One shareholder mentioned Albrecht in passing, praising Time Warner for acting swiftly in discharging the executive after he was arrested in Las Vegas for assaulting his girlfriend and after the Los Angeles Times ran a story about his 1991 physical altercation with a subordinate.
Time Warner President Jeff Bewkes, who in his former role at HBO had overseen a settlement of nearly $500,000 to Sasha Emerson, Albrecht’s underling, was not confronted about the payment at the meeting despite corporate governance experts’ criticism of it as a waste of shareholder money that should have been disclosed at the time.
Bewkes made himself scarce before and after the meeting, unlike his boss, Chief Executive Richard Parsons, who greeted shareholders as they walked into the Steven J. Ross Theater on the Warner Bros. Studios lot in Burbank. After Parsons noted at the gathering how shareholders saw a 25% return on their money in 2006, the CEO found himself in the hot seat.
One shareholder criticized Parsons’ five-year plan, noting that the stock had returned only about 13.6% since he took charge in 2002, compared with News Corp.’s 81% gain during that period and Walt Disney Co.’s 56% increase. Parsons said the stock tanked after he took the helm in part because of the dot-com bust, an accounting investigation by federal regulators and a raft of shareholder lawsuits. He told shareholders that he had “cleared the field” of those obstacles and that Time Warner faced better times.
At the meeting, Parsons also was taken to task for his pay of $22 million last year, which one shareholder said was among the highest in corporate America for a company of Time Warner’s size. Parsons also took heat for leaving billions of dollars on the table by selling the company’s stake in Google a few years ago, before the search engine’s huge stock run-up.

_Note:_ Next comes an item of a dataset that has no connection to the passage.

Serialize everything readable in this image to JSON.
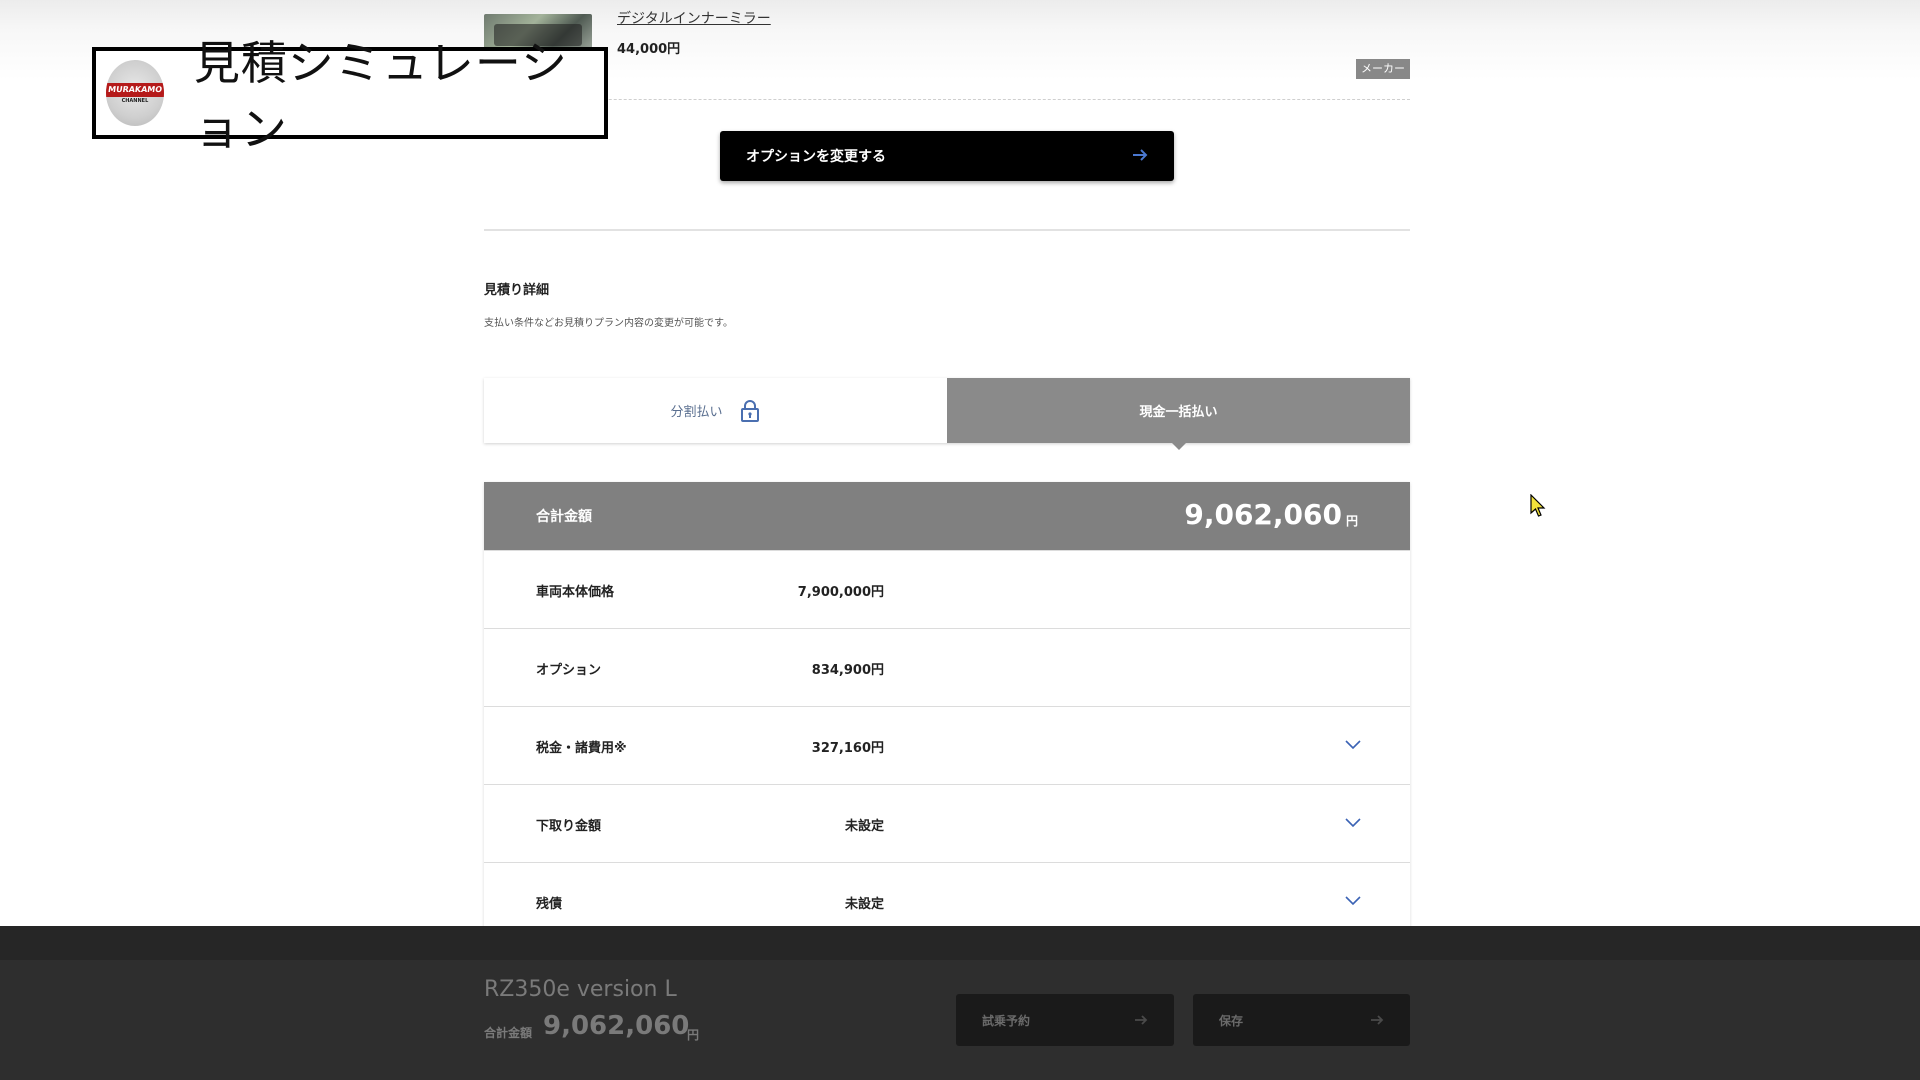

Defending the move, Parson said the company made a sizable return and had reinvested the money in its businesses, which include AOL, Time Warner Cable and such cable channels and magazines as CNN and Time.